While the trend itself has been largely playful, there have been occurrences of mild consumer backlash. But what is more concerning is that the brands and said celebrities could jeopardise their credibility over time with such exercises.
Rohit Ohri, who is the global partner at FCB Global, an advertising agency, states that the frequency of such gimmicks determines the response they garner from the audiences. “If a brand consistently tries to trick customers with their campaigns, there is going to be a point where consumers are fed up. You can’t keep taking them for a ride,” he says.
If these exercises aren’t monitored and self-regulated there are always people who will cross the lines and take it a little too far.Rohit Ohri, who is the global partner at FCB Global
Beyond having repercussions in terms of brand appeal, there is also a risk of normalising or standardising such practices. In this case, there is always someone out there who is willing to take it too far.
“If these exercises aren’t monitored and self-regulated there are always people who will cross the lines and take it a little too far.”
For Nisha Sampath, managing partner at Bright Angels Consulting, a business consulting firm, the trend is experimental but the importance of considering the category, consumers, and context in which these gimmicks are used is still paramount.
She says, “In the case of Nora Fatehi x HDFC bank, in a category like banking or finance, deepfakes should be avoided. But the context in which HDFC did it was valid, as they’re making consumers aware of fraudulent activities. Here, HDFC was not synced with the category but was synced with context.”
Ultimately more than a brand, celebrities and their management teams should study this kind of campaign carefully. The brand is not doing the deepfake, the celeb is.Nisha Sampath, managing partner at Bright Angels Consulting
However, Sampath also relays much of the responsibility on celebrities in how they engage with brands and the kind of campaigns they approve. She says, “Ultimately more than a brand, celebrities and their management teams should study this kind of campaign carefully. The brand is not doing the deepfake, the celeb is. This kind of action can hurt the personal credibility and authenticity of a celeb with their audience.”
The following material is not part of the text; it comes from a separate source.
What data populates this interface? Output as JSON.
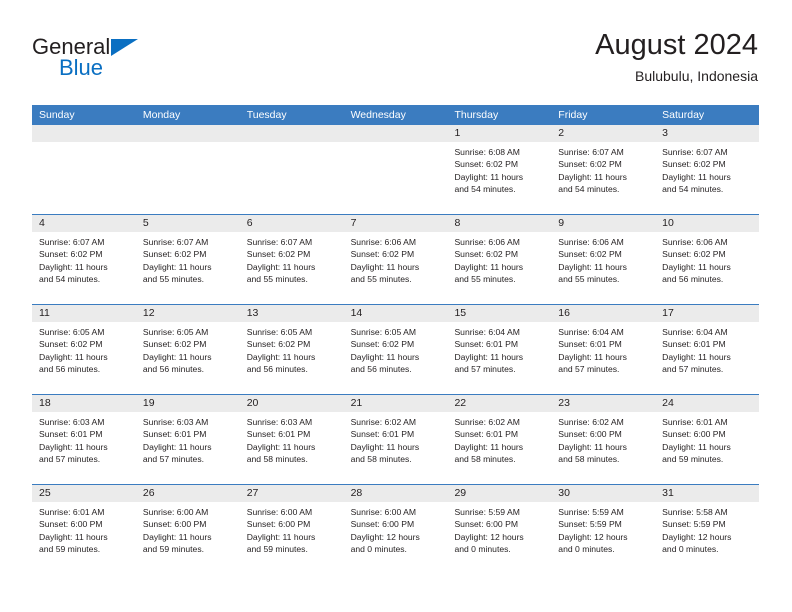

These kinds of collaborations reek of creative lethargy. For once, it was quirky at borderline otherwise consumers don’t like to be made fun of. Other than creating unnecessary sensualism, there are many other ways to create a buzz.Ambika Sharma, founder and managing director of Pulp Strategy Communications
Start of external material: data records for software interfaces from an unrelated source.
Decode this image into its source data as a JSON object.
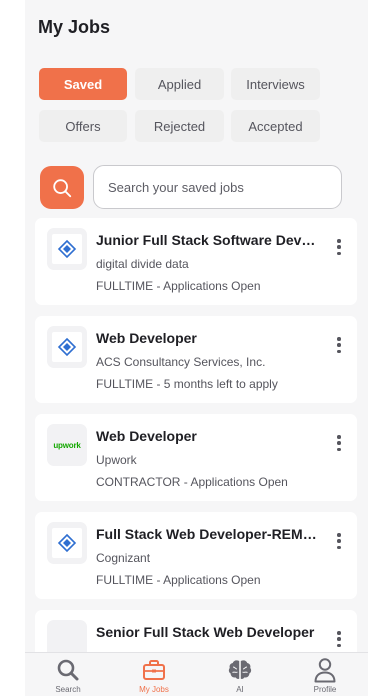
{
  "header": {
    "title": "My Jobs"
  },
  "filters": [
    {
      "label": "Saved",
      "active": true
    },
    {
      "label": "Applied",
      "active": false
    },
    {
      "label": "Interviews",
      "active": false
    },
    {
      "label": "Offers",
      "active": false
    },
    {
      "label": "Rejected",
      "active": false
    },
    {
      "label": "Accepted",
      "active": false
    }
  ],
  "search": {
    "placeholder": "Search your saved jobs",
    "value": ""
  },
  "jobs": [
    {
      "title": "Junior Full Stack Software Developer",
      "company": "digital divide data",
      "meta": "FULLTIME - Applications Open",
      "logo": "company-logo-icon"
    },
    {
      "title": "Web Developer",
      "company": "ACS Consultancy Services, Inc.",
      "meta": "FULLTIME - 5 months left to apply",
      "logo": "company-logo-icon"
    },
    {
      "title": "Web Developer",
      "company": "Upwork",
      "meta": "CONTRACTOR - Applications Open",
      "logo": "upwork-logo",
      "logo_text": "upwork"
    },
    {
      "title": "Full Stack Web Developer-REMOTE",
      "company": "Cognizant",
      "meta": "FULLTIME - Applications Open",
      "logo": "company-logo-icon"
    },
    {
      "title": "Senior Full Stack Web Developer",
      "company": "",
      "meta": "",
      "logo": "blank-logo"
    }
  ],
  "tabs": [
    {
      "label": "Search",
      "icon": "search-icon",
      "active": false
    },
    {
      "label": "My Jobs",
      "icon": "briefcase-icon",
      "active": true
    },
    {
      "label": "AI",
      "icon": "brain-icon",
      "active": false
    },
    {
      "label": "Profile",
      "icon": "user-icon",
      "active": false
    }
  ],
  "colors": {
    "accent": "#f0714a",
    "background": "#f6f6f7",
    "card": "#ffffff",
    "text": "#1f1f24",
    "muted": "#55555d"
  }
}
Ambika Sharma, founder and managing director of Pulp Strategy Communications, a creative digital agency, deems these collaborations as desperate and indicative of a lack of creativity. She highlights the potential negative impact on consumer perception, stating that consumers do not appreciate being made fun of.
She says, “These kinds of collaborations reek of creative lethargy. For once, it was quirky at borderline otherwise consumers don’t like to be made fun of. Other than creating unnecessary sensualism, there are many other ways to create a buzz.”
But for Sharma, instead of regulatory bodies or the government, such practices should be avoided based on common sense alone.
“Rather than ministries or ASCI regulating this course of action, I believe that there should be common sense from the brand’s side as well. This kind of move looks desperate and highlights that the brand doesn't have any ethos.”
From a media standpoint, Sharma opines that the brand’s future activities will be looked at with a vision of suspicion by the publishers. “I would never recommend it to a financial brand, and transparency should be at the top.”